■ **Work task**
When you write out the records, keep every word exact and drop the pictures.

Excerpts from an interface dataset
Segment Open
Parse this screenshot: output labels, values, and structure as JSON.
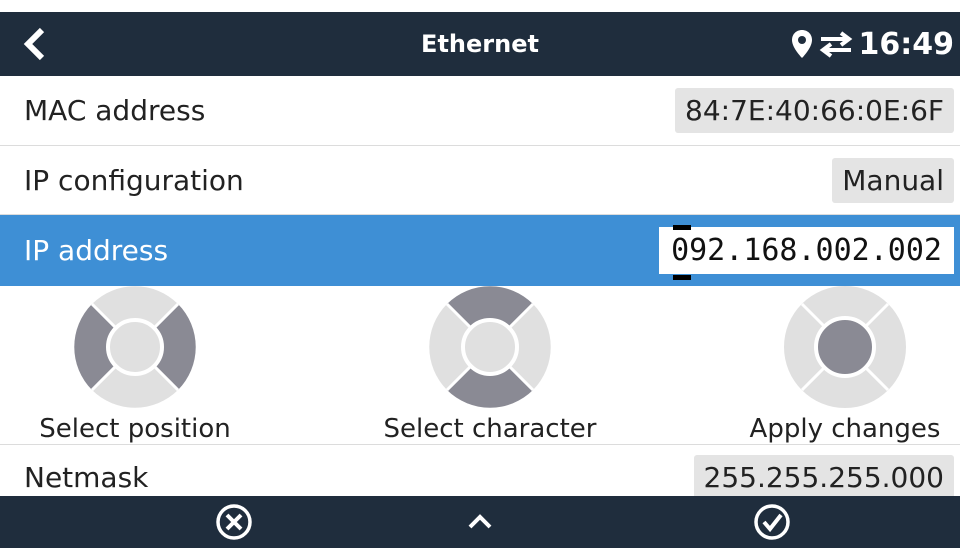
{
  "header": {
    "title": "Ethernet",
    "time": "16:49",
    "back_icon": "chevron-left-icon",
    "location_icon": "location-pin-icon",
    "transfer_icon": "swap-arrows-icon"
  },
  "rows": {
    "mac": {
      "label": "MAC address",
      "value": "84:7E:40:66:0E:6F"
    },
    "ipconfig": {
      "label": "IP configuration",
      "value": "Manual"
    },
    "ipaddr": {
      "label": "IP address",
      "value": "092.168.002.002"
    },
    "netmask": {
      "label": "Netmask",
      "value": "255.255.255.000"
    }
  },
  "help": {
    "select_position": "Select position",
    "select_character": "Select character",
    "apply_changes": "Apply changes"
  },
  "footer": {
    "cancel_icon": "cancel-icon",
    "up_icon": "chevron-up-icon",
    "confirm_icon": "checkmark-icon"
  },
  "colors": {
    "bar": "#1f2d3d",
    "highlight": "#3e8fd5",
    "pad_active": "#8a8a94",
    "pad_idle": "#e0e0e0"
  }
}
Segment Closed
■ **Output for this exercise**
Parse this screenshot: output labels, values, and structure as JSON.
{
  "header": {
    "title": "Ethernet",
    "time": "16:49",
    "back_icon": "chevron-left-icon",
    "location_icon": "location-pin-icon",
    "transfer_icon": "swap-arrows-icon"
  },
  "rows": {
    "mac": {
      "label": "MAC address",
      "value": "84:7E:40:66:0E:6F"
    },
    "ipconfig": {
      "label": "IP configuration",
      "value": "Manual"
    },
    "ipaddr": {
      "label": "IP address",
      "value": "092.168.002.002"
    },
    "netmask": {
      "label": "Netmask",
      "value": "255.255.255.000"
    }
  },
  "help": {
    "select_position": "Select position",
    "select_character": "Select character",
    "apply_changes": "Apply changes"
  },
  "footer": {
    "cancel_icon": "cancel-icon",
    "up_icon": "chevron-up-icon",
    "confirm_icon": "checkmark-icon"
  },
  "colors": {
    "bar": "#1f2d3d",
    "highlight": "#3e8fd5",
    "pad_active": "#8a8a94",
    "pad_idle": "#e0e0e0"
  }
}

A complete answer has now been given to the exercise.